++++ DATA SUPPLIED

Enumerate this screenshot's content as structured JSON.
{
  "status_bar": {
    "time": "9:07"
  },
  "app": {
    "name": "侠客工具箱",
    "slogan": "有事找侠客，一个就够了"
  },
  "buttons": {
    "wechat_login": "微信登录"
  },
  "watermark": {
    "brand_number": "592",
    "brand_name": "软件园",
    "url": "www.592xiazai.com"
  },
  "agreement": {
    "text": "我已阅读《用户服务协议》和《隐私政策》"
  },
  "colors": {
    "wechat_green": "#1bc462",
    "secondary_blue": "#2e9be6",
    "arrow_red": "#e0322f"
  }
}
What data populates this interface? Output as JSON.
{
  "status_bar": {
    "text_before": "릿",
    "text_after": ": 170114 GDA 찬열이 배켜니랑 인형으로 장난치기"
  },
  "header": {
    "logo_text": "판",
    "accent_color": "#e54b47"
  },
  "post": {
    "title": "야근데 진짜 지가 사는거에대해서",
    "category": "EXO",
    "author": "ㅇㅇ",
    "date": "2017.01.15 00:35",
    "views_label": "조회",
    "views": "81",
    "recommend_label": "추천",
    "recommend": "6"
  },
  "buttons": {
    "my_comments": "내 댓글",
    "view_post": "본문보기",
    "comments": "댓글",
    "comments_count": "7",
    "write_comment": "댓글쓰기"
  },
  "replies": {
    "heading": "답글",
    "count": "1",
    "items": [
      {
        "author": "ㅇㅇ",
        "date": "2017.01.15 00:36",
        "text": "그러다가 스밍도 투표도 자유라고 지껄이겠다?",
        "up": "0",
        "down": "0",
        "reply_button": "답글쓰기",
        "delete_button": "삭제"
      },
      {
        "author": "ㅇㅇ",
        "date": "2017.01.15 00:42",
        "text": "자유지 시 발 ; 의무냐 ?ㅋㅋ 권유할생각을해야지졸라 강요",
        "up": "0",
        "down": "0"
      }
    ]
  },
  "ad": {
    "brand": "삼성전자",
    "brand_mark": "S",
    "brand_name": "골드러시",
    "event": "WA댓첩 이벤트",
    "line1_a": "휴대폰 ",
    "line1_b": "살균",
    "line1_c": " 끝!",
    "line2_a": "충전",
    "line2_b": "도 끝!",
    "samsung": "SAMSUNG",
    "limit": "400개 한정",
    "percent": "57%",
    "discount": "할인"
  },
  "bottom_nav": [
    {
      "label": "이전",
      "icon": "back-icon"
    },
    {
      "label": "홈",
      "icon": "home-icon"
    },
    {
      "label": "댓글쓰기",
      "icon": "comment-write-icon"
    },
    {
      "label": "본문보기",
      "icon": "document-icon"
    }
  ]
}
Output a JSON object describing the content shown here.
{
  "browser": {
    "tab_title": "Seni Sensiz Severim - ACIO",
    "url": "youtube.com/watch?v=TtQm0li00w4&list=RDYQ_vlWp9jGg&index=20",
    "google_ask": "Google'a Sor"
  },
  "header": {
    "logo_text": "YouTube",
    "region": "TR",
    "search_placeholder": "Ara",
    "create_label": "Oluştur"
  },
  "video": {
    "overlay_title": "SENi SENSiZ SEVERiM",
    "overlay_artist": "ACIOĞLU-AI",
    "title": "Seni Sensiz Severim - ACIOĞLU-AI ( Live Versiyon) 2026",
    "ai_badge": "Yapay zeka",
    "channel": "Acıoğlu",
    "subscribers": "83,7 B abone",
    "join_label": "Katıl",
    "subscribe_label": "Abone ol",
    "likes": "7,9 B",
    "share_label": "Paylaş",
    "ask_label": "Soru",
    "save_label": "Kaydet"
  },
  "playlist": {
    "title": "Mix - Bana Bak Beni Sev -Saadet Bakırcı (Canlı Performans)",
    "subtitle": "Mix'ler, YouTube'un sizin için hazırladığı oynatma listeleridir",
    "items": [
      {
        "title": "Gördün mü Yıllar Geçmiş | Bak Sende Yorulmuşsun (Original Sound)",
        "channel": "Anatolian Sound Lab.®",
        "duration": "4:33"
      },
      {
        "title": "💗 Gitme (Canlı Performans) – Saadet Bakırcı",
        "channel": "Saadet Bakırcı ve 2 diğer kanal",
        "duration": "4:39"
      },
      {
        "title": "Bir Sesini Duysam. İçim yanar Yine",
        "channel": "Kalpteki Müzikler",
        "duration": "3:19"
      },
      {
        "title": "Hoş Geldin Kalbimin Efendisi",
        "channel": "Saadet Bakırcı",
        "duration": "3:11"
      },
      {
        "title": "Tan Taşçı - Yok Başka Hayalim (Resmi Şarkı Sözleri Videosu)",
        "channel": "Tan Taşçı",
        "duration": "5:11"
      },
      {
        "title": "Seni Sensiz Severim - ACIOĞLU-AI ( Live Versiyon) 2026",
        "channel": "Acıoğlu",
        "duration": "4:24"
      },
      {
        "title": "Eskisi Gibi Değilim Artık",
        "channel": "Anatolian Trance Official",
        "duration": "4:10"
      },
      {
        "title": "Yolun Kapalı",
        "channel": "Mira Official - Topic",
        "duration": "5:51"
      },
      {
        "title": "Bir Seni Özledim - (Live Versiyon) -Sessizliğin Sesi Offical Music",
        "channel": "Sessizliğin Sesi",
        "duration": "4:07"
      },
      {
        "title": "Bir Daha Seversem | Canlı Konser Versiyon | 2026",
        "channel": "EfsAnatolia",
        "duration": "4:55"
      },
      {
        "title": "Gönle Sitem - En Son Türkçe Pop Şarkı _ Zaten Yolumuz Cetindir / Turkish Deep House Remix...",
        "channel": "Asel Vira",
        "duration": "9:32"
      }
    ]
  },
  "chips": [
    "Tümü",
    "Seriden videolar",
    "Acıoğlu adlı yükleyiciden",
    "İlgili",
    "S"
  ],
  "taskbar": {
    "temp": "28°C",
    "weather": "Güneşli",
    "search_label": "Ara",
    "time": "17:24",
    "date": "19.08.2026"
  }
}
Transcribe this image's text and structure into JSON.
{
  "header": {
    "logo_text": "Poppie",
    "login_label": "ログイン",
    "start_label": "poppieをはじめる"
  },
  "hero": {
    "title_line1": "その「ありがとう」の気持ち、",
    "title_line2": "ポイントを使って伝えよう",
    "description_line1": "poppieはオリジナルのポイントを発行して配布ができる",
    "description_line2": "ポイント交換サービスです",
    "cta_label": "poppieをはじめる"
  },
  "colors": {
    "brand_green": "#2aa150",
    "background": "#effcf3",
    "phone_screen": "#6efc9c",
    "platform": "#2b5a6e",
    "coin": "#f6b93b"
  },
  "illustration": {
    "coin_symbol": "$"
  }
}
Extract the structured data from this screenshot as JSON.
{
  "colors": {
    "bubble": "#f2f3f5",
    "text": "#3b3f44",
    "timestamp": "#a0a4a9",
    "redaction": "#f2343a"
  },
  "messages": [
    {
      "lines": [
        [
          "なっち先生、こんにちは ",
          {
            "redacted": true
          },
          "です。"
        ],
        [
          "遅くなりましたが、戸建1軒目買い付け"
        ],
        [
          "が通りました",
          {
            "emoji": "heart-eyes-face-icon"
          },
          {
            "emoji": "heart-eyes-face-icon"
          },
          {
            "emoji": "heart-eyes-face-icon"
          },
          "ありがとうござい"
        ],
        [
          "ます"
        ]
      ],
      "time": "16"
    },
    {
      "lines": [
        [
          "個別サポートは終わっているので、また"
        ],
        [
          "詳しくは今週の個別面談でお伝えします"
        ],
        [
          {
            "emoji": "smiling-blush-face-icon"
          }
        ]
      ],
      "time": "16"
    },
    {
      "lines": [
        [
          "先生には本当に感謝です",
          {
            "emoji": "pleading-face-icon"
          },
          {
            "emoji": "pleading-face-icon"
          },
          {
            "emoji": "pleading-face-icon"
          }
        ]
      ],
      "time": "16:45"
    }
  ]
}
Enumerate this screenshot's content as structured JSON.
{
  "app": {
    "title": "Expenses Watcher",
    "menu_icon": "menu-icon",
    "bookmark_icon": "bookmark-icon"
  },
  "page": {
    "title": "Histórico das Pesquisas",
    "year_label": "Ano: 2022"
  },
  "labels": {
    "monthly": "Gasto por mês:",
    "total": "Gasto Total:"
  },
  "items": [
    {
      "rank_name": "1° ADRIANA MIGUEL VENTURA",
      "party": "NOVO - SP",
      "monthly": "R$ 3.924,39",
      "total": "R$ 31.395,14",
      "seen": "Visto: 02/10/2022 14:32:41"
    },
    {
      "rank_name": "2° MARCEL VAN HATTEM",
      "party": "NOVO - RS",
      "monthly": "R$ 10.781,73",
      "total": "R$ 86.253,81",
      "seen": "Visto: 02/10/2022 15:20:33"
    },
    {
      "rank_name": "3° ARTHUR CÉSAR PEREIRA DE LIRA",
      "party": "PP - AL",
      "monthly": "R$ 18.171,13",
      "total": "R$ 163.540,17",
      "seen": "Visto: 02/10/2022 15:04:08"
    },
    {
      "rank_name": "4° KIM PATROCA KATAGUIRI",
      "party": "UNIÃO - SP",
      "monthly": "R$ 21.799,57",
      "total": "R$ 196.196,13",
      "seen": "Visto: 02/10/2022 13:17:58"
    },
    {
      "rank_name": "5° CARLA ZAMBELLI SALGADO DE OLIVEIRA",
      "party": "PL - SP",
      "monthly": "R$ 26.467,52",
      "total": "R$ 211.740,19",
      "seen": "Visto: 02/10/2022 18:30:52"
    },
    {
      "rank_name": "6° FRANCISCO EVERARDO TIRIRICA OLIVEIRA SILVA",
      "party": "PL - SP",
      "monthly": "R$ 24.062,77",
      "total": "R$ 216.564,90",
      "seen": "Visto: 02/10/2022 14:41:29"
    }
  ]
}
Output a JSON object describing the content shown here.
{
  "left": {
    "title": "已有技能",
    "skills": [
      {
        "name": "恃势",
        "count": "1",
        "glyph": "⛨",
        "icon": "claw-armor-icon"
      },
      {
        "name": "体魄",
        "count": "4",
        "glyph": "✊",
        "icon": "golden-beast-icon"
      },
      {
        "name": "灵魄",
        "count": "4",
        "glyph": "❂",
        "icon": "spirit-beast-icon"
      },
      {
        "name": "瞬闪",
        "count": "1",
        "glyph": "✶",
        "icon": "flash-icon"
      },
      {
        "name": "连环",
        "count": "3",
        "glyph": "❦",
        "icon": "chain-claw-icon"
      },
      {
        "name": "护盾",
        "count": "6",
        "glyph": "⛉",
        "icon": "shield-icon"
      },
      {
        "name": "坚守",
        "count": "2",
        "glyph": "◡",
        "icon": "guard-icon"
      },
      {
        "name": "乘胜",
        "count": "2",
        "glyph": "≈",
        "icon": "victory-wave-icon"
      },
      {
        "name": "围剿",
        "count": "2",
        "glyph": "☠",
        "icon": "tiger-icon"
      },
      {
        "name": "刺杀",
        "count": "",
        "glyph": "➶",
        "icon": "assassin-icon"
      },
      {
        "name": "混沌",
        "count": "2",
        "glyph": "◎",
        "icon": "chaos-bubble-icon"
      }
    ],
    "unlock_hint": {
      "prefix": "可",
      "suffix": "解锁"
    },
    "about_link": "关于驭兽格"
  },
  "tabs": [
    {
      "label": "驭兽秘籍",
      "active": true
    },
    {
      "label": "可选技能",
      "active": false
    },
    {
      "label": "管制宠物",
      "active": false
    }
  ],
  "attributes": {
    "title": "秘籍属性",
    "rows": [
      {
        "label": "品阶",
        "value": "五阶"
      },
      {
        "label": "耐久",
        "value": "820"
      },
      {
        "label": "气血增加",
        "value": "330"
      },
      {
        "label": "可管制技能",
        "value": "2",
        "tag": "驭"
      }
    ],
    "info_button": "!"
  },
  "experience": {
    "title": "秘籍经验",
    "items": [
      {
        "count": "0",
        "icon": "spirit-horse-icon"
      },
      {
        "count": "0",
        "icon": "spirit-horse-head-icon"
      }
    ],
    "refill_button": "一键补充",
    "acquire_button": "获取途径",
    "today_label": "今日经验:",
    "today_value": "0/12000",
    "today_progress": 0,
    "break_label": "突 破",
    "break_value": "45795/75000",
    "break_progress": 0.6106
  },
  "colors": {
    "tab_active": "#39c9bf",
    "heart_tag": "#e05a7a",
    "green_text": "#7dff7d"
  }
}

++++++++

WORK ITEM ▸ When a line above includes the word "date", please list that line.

SOLUTION ▸
    "date": "2017.01.15 00:35",
        "date": "2017.01.15 00:36",
        "date": "2017.01.15 00:42",
    "date": "19.08.2026"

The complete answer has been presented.